Motherhood isn't just a series of contractions, it's a state of mind. From the moment we know life is inside us, we feel a responsibility to protect and defend that human being. It's a promise we can't keep. We beat ourselves to death over that pledge. "If I hadn't worked through the eighth month." "If I had taken him to the doctor when he had a fever." "If I hadn't let him use the car that night." "If I hadn't been so naive. I'd have noticed he was on drugs."

The longer I live, the more convinced I become that surviving changes us. After the bitterness, the anger, the guilt, and the despair are tempered by time, we look at life differently.

While I was writing my book, I want to Grow Hair, I Want to Grow Up, I Want to Go to Boise, I talked with mothers who had lost a child to cancer. Every single one said death gave their lives new meaning and purpose. And who do you think prepared them for the rough, lonely road they had to travel? Their dying child. They pointed their mothers toward the future and told them to keep going. The children had already accepted what their mothers were fighting to reflect.

The children in the bombed-out nursery in Oklahoma City have touched more lives than they will ever know. Workers who had probably given their kids a mechanical pat on the head without thinking that morning are making calls home during the day to their children to say, "I love you."

This may seem like a strange Mother's Day column on a day when joy and life abound for the millions of mothers throughout the country. But it's also a day of appreciation and respect. I can think of no mothers who deserve it more than those who had to give a child back.

In the face of adversity, we are not permitted to ask, "why me?" You can ask, but you won't get an answer. Maybe you are the instrument who is left behind to perpetuate the life that was lost and appreciate the time you had with it.

The late Gilda Radner summed it up well: "I wanted a perfect ending. Now I've learned the hard way that some poems don't rhyme and some stories don't have a clear beginning, middle, and end. Life is about not knowing, having to change, taking the moment and making the best of it, without knowing what is going to happen next. Delicious ambiguity."

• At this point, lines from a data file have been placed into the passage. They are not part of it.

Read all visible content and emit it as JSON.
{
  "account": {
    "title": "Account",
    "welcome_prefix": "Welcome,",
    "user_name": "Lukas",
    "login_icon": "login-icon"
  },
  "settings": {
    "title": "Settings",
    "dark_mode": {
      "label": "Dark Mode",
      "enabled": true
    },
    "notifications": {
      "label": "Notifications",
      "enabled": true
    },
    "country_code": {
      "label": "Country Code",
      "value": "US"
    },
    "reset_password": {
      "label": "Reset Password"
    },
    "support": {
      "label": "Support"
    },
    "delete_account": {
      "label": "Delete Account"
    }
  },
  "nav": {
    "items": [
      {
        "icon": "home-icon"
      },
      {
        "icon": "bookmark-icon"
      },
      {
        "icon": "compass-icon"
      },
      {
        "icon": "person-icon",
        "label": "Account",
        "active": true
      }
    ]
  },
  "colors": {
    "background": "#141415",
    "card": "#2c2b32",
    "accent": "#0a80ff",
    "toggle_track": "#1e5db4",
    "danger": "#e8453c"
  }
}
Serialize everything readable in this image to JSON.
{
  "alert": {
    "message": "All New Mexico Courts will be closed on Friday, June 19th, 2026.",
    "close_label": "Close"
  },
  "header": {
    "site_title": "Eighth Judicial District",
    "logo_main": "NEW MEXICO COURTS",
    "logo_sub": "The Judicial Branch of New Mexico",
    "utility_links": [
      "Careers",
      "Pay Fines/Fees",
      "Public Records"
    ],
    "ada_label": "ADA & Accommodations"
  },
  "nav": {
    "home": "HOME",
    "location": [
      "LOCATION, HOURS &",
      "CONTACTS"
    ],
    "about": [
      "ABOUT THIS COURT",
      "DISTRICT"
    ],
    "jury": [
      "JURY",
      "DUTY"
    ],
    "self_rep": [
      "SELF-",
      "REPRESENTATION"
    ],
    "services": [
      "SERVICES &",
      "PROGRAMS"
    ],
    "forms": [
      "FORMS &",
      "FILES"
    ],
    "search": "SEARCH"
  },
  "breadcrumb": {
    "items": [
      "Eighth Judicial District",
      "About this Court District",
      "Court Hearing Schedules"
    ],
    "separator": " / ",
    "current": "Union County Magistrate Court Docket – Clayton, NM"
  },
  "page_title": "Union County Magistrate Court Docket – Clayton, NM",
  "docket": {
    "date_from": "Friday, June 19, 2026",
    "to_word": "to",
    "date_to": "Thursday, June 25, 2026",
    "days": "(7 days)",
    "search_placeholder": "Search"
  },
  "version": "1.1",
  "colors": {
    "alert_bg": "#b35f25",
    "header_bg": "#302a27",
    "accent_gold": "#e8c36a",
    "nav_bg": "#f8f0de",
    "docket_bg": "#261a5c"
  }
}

This message was sent to me today from a daily blog reader, who happens to be a nurse. Ann wrote, "I have been meaning to write for a while but obviously haven't so I thought today would be a good day to let you know that I am thinking of you and Happy Mother's Day. Even though Mattie is no longer here you are his mother so I think saying Happy Mother's Day seems appropriate. There are a few things that I wanted to write to you about. First, several weeks ago you wrote that you were curious as to who still read your blog. I wanted to let you know that I read the blog everyday. I find you words to be so powerful. You make me want to be a better person, a better mom, a better health care provider, and to be more involved with people around me, to live in the moment and be appreciative of everything I have. You truly are an inspirational person. So for this I thank you.  Another thing that I wanted to write to you about was your talk for the medical staff at Georgetown. I just wanted you to know that I believe that you are going to give a tremendous / invaluable talk to that community. And that your words will have an impact on the care that they will provide in the future."